» **REQUIRED WORK**: The response should hold each line from the entries below where "description" is found.

------ DATA SUPPLIED ------

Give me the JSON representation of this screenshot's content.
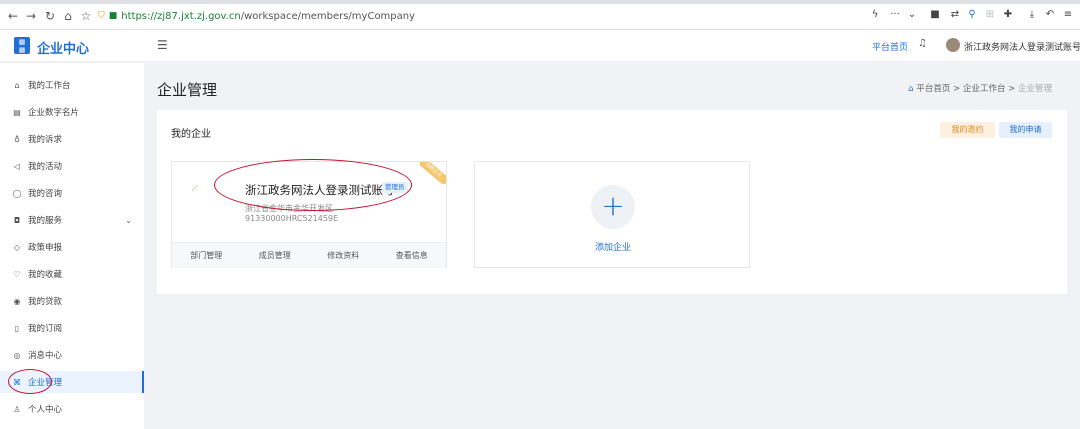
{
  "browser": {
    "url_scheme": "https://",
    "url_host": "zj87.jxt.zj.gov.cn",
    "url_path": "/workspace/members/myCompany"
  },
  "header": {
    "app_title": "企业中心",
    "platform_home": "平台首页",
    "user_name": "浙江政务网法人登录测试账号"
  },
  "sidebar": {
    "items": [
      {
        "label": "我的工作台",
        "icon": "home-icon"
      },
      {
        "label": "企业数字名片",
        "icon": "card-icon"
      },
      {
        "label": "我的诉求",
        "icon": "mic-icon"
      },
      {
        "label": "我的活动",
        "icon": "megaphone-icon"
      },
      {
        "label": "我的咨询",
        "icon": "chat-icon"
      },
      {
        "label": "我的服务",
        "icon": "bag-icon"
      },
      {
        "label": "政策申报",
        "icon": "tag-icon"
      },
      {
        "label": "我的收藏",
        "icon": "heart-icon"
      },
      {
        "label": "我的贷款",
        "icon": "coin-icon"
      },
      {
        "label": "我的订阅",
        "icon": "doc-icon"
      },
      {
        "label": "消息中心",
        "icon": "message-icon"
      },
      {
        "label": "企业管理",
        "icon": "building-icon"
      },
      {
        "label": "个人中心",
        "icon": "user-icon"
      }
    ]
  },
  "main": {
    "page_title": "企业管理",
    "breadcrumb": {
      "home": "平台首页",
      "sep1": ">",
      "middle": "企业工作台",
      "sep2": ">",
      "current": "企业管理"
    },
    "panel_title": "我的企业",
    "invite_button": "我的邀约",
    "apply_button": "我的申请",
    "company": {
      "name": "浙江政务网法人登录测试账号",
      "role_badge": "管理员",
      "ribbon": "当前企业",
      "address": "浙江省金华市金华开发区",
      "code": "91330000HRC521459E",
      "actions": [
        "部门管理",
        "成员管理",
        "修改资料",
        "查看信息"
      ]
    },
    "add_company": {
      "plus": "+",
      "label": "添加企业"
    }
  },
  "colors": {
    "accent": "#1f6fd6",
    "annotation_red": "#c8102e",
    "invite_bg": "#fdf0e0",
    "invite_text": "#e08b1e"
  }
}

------
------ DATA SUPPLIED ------

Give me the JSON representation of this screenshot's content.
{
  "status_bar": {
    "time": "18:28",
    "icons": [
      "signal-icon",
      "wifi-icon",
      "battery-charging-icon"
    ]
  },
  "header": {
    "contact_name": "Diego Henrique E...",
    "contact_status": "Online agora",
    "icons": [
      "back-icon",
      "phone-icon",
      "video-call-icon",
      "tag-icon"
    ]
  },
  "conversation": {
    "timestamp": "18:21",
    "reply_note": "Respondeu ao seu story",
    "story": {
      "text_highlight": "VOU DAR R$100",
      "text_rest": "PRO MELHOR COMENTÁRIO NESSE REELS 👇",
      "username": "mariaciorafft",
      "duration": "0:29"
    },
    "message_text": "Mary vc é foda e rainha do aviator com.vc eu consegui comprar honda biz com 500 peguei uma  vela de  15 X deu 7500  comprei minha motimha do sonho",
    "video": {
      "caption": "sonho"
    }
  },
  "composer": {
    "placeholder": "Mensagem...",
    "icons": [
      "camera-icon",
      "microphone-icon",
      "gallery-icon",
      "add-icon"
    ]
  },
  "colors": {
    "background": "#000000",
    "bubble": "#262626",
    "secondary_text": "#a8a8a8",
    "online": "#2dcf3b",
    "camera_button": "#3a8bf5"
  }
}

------
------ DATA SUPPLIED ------

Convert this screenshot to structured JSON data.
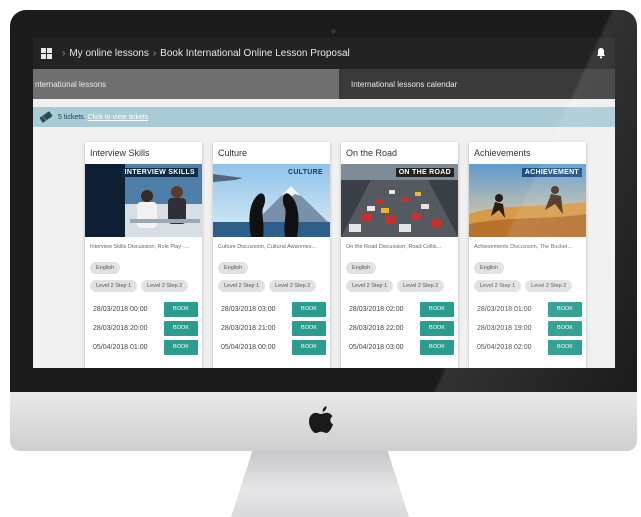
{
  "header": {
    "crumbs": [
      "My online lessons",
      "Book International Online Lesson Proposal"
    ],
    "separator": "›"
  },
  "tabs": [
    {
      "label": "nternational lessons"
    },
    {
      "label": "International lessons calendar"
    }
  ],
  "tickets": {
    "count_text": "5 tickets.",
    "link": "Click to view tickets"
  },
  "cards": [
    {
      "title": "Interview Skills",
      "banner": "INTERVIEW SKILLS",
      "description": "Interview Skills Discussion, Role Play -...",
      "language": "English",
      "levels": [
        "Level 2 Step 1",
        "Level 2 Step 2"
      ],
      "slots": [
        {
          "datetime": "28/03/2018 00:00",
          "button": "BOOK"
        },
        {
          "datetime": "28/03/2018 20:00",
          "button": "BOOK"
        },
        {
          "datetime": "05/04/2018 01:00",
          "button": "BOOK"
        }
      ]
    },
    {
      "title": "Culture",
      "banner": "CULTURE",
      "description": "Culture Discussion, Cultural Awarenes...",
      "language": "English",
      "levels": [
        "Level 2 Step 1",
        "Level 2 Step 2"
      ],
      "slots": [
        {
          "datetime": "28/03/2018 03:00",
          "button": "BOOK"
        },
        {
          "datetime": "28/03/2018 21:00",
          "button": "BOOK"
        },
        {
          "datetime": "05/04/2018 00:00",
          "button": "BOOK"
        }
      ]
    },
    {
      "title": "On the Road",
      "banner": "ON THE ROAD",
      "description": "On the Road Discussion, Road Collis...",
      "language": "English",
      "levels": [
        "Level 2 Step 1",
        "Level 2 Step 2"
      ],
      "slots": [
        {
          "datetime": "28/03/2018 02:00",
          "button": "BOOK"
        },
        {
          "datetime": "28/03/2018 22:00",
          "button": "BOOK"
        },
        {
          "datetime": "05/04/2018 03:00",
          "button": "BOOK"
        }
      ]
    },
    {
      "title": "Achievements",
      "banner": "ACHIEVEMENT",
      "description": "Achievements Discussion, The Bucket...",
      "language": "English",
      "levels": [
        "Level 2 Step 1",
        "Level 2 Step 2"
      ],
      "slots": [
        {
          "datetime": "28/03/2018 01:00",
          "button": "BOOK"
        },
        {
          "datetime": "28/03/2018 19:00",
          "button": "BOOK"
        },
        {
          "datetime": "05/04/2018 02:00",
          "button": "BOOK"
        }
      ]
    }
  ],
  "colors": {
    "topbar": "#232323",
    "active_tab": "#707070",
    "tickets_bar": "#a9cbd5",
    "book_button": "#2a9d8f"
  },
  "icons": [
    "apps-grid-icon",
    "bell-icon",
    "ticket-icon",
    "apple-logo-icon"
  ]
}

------

» **TASK RESULT**:
      "description": "Interview Skills Discussion, Role Play -...",
      "description": "Culture Discussion, Cultural Awarenes...",
      "description": "On the Road Discussion, Road Collis...",
      "description": "Achievements Discussion, The Bucket...",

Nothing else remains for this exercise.